How to obtain a GDPR-compliant consent?

Under the General Data Protection Regulation (GDPR), consent is one of the more well-known legal bases upon which personal data can lawfully be processed. At a first glance, it seems easy to understand: If the data subject consents, consent exists. However, under GDPR, consent is much more than just someone agreeing to something.

Consent can create a solid legal basis but to be binding the following specific requirements must be fulfilled:

  • Freely given, the data subject should have the choice to give his/her consent and not be disadvantaged if he/she doesn’t want to agree.
  • Specific, the data subject must be asked to consent separately to different purposes of data processing.
  • Informed, the data subject needs to be informed about what he/her is consenting to, what and how data will be processed, and the right to withdraw consent, in a way he/she can easily understand.
  • Unambiguous, the data subject needs to demonstrate his/her agreement by statement or clear affirmative action, such as selecting a non-pre-ticked box.
  • Withdrawal, the data subject should have the possibility to withdraw given consent at any time for the future easily, and without detriment.
    Example for the requirement “specific”:

These strict obligations are tied to a valid consent imposing practical challenges. For example, the data controller should act on a data subject’s request to withdraw his/her consent within one month of receipt of the request. Furthermore, when relying on consent for processing data, you must keep evidence of consent, meaning the paper with the signature of the data subject or the log file if consent has been collected online (double opt-in is appropriate in the latter case). The withdrawal of consent shall not affect the lawfulness of processing based on consent before its withdrawal, so the data controller should keep evidence also in case of withdrawal.

In this context, it is advisable only to rely on obtaining consent from data subjects where none of the other bases are engaged. An example would be where you are processing sensitive personal data.
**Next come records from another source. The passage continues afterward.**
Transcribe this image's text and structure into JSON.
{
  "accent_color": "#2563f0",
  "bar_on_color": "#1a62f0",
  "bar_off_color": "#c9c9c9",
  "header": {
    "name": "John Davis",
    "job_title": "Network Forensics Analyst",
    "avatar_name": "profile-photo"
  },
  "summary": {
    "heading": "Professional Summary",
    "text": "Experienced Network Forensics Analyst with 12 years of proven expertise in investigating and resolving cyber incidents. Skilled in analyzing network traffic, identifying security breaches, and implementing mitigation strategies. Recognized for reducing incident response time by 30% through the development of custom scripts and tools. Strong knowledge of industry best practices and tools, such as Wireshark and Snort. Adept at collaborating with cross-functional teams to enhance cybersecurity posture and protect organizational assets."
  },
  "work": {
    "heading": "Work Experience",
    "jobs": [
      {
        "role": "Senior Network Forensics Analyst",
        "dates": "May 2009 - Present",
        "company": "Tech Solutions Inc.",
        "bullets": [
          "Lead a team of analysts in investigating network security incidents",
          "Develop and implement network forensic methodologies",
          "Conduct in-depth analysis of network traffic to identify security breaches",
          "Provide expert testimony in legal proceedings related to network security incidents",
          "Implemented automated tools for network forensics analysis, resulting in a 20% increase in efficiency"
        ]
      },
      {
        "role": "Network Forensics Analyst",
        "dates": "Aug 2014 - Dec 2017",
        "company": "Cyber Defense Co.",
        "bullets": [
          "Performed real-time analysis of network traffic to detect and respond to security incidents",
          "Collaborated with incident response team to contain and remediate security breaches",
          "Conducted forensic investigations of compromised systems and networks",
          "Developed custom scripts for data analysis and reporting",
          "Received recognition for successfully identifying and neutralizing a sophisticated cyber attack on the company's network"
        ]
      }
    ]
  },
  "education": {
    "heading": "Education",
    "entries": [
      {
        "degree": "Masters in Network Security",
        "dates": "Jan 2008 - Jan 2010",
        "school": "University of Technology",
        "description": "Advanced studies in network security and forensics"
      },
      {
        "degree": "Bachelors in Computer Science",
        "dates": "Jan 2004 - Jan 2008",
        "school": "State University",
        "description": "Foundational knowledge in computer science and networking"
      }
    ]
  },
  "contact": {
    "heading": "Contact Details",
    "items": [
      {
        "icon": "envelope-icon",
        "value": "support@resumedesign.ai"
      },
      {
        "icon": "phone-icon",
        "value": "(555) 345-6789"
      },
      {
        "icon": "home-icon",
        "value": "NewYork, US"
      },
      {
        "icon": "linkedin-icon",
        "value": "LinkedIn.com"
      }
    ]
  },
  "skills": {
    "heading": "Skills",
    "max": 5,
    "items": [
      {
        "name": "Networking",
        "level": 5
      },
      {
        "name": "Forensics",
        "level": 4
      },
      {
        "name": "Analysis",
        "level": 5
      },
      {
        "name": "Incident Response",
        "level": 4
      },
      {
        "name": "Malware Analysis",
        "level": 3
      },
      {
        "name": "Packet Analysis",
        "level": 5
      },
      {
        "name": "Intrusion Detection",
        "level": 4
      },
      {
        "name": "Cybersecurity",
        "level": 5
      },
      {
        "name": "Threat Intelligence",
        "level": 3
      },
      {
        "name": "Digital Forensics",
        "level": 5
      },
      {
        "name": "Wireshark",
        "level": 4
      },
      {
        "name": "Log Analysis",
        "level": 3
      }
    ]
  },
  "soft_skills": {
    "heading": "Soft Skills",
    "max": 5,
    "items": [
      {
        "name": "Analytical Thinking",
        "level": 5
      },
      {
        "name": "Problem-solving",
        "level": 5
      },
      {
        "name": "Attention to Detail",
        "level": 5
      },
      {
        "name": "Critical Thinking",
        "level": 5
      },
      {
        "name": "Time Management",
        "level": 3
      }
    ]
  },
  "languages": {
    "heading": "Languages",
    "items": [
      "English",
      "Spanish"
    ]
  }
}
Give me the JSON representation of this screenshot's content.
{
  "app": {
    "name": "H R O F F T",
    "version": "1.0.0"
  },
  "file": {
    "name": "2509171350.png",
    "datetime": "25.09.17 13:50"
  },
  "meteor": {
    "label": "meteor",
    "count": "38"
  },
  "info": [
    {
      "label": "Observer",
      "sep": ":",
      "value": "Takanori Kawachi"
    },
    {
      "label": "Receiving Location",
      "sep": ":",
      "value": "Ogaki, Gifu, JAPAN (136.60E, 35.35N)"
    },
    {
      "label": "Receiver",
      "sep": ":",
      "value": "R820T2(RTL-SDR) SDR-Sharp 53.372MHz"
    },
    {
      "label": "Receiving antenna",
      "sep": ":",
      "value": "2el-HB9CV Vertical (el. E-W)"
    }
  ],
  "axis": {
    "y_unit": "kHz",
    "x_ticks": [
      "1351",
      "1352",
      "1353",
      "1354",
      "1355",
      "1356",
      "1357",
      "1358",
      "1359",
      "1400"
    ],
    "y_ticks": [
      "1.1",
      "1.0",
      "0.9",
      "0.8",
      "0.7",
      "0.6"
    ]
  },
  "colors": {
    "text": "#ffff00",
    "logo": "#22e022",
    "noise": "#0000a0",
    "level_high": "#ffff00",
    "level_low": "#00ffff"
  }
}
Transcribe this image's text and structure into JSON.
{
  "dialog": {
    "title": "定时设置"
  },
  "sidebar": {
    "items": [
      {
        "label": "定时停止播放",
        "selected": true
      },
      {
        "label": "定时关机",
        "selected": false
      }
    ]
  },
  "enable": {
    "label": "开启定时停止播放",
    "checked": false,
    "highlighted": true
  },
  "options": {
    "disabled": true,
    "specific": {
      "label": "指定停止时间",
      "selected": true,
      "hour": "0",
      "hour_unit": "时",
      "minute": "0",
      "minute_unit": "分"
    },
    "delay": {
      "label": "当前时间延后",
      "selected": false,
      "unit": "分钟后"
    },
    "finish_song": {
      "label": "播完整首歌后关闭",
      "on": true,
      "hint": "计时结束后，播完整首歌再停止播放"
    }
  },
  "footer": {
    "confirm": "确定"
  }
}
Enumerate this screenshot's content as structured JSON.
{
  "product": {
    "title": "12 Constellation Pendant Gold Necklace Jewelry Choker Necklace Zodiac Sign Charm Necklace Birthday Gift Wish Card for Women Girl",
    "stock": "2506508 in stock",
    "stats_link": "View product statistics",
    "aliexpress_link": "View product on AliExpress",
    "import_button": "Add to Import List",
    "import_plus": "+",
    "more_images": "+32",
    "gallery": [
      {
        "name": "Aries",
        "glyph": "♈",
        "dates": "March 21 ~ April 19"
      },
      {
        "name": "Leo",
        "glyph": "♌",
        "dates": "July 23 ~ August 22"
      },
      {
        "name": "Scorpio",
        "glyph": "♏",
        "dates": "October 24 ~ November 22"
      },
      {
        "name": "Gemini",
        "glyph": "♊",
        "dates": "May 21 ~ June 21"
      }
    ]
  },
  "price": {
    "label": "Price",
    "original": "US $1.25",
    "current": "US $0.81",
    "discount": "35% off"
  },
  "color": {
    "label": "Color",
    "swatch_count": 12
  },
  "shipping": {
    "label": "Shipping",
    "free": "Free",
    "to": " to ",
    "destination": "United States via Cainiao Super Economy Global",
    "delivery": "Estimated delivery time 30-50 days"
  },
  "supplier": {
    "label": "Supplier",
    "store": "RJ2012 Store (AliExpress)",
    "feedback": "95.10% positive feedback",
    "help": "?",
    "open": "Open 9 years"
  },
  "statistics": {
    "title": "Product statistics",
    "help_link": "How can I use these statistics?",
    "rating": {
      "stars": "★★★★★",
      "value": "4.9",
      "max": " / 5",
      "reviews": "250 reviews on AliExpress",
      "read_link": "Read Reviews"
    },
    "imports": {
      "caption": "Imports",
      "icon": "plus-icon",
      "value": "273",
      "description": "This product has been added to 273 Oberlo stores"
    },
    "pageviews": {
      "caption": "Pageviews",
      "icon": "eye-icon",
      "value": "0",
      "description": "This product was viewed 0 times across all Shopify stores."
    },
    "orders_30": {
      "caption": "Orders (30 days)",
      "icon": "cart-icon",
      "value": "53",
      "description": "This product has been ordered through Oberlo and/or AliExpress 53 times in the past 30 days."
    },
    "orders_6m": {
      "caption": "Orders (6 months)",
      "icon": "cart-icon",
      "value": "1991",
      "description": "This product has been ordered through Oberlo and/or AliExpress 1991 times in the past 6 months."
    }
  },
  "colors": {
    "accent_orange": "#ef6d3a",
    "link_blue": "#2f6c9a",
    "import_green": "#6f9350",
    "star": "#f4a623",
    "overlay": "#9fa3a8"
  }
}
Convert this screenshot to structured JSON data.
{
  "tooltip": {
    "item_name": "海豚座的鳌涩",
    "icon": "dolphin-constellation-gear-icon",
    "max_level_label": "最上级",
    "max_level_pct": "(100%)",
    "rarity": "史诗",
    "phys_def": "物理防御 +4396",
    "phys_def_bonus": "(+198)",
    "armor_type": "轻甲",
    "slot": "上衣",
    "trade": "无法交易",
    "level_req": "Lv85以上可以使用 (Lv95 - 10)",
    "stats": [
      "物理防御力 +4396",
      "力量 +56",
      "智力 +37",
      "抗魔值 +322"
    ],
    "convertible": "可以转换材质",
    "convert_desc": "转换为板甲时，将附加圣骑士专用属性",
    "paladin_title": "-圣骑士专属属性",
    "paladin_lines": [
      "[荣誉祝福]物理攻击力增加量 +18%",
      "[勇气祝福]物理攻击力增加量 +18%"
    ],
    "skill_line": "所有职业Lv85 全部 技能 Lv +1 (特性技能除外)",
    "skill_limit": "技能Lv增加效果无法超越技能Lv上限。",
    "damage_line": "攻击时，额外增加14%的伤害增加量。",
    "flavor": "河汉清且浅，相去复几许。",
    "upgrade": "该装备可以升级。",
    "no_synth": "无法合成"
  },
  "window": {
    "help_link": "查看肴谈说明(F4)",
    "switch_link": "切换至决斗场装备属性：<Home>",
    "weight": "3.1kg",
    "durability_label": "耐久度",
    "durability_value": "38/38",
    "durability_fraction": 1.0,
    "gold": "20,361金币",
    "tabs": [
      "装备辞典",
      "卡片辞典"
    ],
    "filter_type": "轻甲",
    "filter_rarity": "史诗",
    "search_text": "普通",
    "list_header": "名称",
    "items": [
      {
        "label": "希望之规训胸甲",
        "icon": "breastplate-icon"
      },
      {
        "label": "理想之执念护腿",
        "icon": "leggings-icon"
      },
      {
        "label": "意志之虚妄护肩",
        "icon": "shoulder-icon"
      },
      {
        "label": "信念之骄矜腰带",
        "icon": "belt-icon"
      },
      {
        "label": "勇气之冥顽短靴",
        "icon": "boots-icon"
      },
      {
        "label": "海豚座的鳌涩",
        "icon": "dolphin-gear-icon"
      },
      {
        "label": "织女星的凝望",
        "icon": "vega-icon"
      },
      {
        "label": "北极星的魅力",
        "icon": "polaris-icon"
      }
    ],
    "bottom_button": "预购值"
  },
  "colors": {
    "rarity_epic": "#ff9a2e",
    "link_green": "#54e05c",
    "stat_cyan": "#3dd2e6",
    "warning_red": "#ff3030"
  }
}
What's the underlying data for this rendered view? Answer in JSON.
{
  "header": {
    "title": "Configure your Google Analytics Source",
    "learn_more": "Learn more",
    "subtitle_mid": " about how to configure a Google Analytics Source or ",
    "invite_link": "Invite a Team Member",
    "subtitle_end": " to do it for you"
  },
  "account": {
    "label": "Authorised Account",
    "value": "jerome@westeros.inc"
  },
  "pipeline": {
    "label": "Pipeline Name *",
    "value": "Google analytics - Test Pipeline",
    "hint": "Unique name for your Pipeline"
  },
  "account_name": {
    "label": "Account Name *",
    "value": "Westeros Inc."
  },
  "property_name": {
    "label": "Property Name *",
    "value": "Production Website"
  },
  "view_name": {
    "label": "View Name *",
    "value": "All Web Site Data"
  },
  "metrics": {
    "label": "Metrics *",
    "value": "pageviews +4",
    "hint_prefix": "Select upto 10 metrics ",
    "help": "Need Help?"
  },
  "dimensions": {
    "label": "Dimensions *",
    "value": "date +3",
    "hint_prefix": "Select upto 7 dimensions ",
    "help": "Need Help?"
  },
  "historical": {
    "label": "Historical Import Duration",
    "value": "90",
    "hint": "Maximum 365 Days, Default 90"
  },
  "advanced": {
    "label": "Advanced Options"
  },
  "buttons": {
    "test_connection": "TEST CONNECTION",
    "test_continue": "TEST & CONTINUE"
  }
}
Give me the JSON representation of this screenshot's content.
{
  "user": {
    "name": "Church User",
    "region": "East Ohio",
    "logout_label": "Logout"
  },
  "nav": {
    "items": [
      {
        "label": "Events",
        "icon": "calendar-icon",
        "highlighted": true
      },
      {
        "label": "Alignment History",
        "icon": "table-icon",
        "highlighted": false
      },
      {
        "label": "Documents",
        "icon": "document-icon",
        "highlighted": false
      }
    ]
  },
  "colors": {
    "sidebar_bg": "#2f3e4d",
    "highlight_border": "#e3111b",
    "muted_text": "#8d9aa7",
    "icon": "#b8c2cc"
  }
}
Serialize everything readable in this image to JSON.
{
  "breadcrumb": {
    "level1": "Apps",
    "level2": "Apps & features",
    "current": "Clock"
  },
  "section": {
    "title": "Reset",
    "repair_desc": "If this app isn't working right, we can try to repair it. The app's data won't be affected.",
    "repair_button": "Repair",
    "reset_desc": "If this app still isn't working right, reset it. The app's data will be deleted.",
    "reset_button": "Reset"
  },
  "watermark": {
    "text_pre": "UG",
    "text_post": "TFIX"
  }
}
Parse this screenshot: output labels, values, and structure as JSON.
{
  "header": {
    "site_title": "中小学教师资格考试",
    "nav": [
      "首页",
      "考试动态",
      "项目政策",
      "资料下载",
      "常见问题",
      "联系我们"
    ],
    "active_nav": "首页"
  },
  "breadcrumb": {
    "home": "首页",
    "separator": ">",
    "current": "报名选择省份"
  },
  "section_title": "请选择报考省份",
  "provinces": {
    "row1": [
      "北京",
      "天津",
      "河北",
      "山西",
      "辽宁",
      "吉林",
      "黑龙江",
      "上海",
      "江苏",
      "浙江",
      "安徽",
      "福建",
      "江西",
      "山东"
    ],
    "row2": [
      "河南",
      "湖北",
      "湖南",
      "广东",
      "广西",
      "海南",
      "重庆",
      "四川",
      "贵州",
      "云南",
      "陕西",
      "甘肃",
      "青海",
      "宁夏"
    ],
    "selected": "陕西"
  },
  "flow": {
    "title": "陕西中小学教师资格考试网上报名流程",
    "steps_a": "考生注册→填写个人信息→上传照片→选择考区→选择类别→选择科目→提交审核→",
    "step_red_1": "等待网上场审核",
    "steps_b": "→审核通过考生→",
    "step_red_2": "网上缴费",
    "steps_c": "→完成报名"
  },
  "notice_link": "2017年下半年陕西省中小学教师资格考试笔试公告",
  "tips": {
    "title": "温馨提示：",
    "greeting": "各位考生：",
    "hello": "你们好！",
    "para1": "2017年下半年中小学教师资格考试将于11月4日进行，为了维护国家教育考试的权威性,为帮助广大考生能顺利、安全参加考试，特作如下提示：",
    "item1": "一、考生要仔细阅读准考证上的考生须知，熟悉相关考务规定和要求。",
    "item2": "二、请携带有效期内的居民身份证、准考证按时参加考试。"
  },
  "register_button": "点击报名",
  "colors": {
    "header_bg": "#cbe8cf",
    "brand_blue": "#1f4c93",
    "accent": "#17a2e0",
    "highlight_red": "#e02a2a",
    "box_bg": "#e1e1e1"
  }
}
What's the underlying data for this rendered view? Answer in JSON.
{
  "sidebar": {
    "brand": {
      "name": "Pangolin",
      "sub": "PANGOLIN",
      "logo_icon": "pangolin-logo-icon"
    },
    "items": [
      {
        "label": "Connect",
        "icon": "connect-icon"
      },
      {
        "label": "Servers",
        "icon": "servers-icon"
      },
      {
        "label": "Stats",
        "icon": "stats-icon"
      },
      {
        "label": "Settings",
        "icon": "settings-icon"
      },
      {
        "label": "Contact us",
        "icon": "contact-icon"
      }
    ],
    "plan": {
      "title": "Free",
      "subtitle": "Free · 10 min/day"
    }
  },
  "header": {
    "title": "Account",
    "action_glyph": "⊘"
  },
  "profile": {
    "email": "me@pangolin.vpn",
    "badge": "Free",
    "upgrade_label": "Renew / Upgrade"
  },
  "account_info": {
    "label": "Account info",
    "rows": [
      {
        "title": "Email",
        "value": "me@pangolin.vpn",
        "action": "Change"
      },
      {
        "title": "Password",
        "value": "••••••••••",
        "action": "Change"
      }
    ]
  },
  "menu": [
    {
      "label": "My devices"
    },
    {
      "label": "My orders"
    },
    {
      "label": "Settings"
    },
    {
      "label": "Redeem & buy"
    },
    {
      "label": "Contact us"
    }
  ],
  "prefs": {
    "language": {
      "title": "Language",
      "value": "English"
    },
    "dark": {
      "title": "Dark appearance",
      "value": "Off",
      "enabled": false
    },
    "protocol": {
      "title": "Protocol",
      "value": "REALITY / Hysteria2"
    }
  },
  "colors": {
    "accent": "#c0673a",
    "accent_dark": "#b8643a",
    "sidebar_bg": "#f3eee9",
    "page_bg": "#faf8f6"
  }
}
In this case explicit consent is required, unless another legal ground is applicable, as when processing is necessary for the purposes of carrying out the obligations and exercising specific rights of the controller or of the data subject in the field of employment and social security and social protection law (in so far as it is authorised by Union or Member State law or a collective agreement pursuant to Member State law providing for appropriate safeguards for the fundamental rights and the interests of the data subject).

Under GDPR, a data subject can give consent if she/he is of age or, in relation to the offer of information society services directed to a child, he/she can be 16 or even less (but not younger than 14) if permitted by applicable local laws.
On 11 November 2020, the Court of Justice of the European Union (CJEU) issued judgment in Orange România case (C-61/19) on the issue of valid consent under the GDPR. In its decision the CJEU emphasized the GDPR specific requirements for lawful consent requests, and that consent is not validity given in the case of silence, pre-ticked boxes, or inactivity.
Therefore, it is important to carefully handle this topic, to avoid subsequent fines for non-compliance with the GDPR.

Dott.ssa Silvia Gorlani
Legale in-house specializzata in Privacy
Agnès Terreau
Senior Consultant Data Protection